■ What is needed ■
Read through the lines below and copy the ones holding the string "original".

■ Data to process ■
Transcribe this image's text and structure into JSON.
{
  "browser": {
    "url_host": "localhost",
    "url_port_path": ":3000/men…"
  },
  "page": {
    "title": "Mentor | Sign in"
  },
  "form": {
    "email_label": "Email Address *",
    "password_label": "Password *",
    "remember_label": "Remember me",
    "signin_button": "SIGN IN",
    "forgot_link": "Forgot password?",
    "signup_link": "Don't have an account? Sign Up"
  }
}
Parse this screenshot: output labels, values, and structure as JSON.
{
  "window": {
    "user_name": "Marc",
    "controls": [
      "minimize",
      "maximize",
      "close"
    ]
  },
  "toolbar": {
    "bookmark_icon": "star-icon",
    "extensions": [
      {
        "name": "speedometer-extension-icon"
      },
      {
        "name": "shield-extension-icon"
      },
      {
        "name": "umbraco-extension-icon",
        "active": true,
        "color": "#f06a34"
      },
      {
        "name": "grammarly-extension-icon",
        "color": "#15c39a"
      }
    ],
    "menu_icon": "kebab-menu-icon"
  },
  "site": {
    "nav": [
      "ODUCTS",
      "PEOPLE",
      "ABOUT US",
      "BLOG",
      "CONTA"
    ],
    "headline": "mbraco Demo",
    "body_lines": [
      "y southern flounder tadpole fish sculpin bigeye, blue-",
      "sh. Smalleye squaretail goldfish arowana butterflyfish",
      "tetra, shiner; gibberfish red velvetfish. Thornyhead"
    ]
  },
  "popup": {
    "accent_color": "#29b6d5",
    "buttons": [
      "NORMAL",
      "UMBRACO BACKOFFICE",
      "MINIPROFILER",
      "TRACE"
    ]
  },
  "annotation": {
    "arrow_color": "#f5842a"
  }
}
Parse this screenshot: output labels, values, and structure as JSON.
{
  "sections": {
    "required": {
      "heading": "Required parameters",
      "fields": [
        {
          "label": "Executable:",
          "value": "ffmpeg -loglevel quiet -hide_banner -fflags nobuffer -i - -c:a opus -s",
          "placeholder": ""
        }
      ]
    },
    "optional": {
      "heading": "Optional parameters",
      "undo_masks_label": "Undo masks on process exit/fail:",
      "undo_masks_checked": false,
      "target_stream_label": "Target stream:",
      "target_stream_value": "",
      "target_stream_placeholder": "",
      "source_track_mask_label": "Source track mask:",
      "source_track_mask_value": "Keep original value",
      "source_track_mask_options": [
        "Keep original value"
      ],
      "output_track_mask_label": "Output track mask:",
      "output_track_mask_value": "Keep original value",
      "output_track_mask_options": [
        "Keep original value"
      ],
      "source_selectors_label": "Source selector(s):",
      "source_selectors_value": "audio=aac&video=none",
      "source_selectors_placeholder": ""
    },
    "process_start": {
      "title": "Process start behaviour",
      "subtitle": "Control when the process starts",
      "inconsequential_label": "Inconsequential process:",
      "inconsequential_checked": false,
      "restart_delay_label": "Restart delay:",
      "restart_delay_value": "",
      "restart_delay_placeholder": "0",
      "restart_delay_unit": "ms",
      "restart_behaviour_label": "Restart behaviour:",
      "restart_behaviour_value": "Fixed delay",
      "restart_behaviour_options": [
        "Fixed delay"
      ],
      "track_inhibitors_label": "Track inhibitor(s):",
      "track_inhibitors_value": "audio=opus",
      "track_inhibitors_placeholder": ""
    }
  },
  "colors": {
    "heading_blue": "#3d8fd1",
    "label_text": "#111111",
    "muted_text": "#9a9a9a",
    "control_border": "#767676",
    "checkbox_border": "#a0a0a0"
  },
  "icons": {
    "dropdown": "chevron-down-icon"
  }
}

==

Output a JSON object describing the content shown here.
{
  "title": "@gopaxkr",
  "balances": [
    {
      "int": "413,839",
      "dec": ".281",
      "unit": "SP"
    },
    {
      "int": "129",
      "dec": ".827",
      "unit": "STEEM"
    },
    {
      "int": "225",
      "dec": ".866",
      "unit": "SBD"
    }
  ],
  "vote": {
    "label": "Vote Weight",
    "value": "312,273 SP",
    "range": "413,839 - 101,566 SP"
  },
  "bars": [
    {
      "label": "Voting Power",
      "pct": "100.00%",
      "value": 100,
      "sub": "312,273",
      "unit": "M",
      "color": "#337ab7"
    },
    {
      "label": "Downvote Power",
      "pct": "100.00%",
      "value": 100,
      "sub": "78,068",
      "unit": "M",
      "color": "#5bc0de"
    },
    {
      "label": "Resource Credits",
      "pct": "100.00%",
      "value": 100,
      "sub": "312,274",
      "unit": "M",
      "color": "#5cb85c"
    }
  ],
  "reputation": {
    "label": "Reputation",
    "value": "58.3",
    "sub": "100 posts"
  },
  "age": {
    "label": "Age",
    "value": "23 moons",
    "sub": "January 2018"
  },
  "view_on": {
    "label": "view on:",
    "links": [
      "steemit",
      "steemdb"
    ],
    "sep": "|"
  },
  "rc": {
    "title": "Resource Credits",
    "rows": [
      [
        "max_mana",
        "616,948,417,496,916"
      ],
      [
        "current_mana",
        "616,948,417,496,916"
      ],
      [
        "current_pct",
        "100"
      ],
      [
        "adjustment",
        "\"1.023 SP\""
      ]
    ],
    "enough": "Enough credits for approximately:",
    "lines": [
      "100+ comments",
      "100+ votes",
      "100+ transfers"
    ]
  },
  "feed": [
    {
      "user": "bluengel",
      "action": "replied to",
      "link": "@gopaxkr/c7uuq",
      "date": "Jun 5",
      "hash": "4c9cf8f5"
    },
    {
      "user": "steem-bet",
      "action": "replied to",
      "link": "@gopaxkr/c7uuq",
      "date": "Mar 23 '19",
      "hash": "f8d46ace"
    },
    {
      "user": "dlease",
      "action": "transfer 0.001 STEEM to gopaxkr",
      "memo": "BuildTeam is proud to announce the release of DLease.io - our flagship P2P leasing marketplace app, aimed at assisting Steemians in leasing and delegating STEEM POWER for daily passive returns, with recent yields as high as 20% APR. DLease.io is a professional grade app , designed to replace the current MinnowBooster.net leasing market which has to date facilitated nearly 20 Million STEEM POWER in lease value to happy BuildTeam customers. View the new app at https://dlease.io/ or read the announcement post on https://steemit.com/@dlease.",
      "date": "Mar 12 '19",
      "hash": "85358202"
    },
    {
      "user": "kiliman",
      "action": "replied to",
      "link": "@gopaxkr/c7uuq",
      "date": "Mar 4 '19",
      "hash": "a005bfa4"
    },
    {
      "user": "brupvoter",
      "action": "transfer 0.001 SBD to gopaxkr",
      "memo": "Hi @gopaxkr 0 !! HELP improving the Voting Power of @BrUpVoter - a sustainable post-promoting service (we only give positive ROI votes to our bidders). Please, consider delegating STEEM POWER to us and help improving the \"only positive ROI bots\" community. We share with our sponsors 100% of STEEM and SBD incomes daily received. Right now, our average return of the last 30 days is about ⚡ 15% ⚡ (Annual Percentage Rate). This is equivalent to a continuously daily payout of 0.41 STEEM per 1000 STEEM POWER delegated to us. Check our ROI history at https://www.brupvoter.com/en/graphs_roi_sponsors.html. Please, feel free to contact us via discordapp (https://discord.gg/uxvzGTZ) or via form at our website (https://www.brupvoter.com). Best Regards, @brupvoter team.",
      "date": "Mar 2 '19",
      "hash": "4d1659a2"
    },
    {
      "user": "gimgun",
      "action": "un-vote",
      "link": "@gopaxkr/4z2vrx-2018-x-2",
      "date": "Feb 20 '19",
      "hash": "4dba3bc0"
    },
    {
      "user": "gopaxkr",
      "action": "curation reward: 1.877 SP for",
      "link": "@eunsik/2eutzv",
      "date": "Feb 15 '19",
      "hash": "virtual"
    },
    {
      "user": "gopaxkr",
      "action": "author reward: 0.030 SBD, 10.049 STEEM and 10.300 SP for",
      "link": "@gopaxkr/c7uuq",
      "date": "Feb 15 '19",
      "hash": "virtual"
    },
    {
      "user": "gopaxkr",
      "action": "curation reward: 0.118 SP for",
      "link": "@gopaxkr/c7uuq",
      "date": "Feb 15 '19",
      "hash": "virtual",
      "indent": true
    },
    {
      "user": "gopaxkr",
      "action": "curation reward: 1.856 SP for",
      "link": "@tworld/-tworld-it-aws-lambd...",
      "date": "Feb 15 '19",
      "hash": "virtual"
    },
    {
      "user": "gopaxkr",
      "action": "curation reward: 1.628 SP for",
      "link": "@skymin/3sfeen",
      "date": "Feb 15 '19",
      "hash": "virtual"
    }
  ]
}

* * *

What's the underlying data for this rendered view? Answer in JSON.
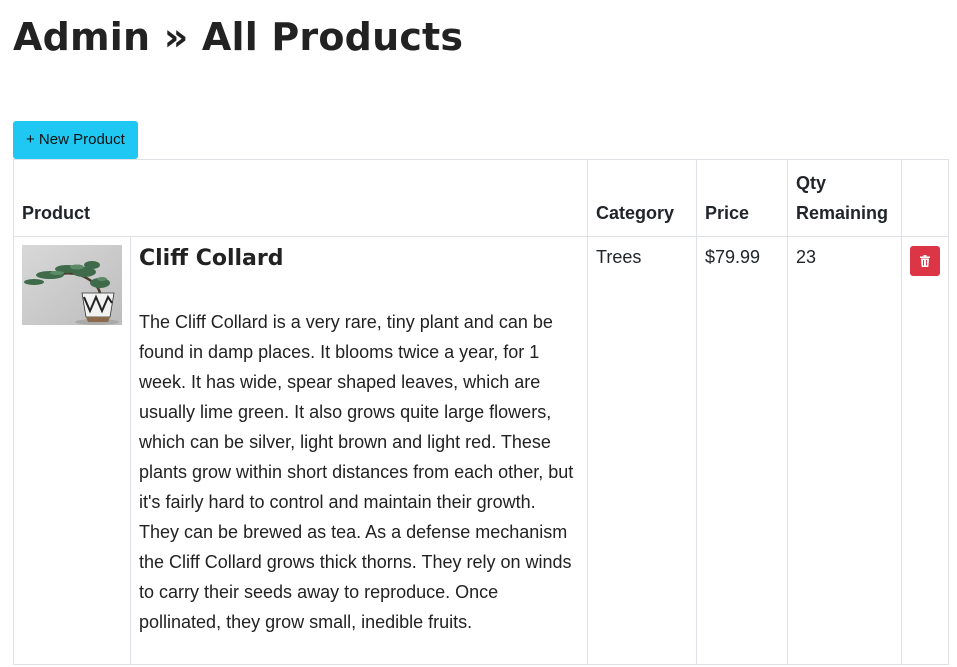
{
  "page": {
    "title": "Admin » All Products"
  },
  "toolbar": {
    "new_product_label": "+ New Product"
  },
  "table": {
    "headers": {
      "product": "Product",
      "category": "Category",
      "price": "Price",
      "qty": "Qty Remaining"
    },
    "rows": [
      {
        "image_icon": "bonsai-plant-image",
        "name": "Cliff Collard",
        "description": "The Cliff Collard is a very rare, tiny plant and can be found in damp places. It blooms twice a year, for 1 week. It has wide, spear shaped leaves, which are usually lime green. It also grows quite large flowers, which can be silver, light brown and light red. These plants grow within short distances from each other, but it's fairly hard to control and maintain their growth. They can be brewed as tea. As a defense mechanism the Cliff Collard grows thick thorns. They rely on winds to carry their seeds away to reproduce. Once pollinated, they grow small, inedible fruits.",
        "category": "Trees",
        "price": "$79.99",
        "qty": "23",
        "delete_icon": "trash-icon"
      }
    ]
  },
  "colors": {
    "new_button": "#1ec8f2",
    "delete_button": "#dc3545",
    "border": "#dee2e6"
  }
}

■ Exercise solution ■
      "source_track_mask_value": "Keep original value",
        "Keep original value"
      "output_track_mask_value": "Keep original value",
        "Keep original value"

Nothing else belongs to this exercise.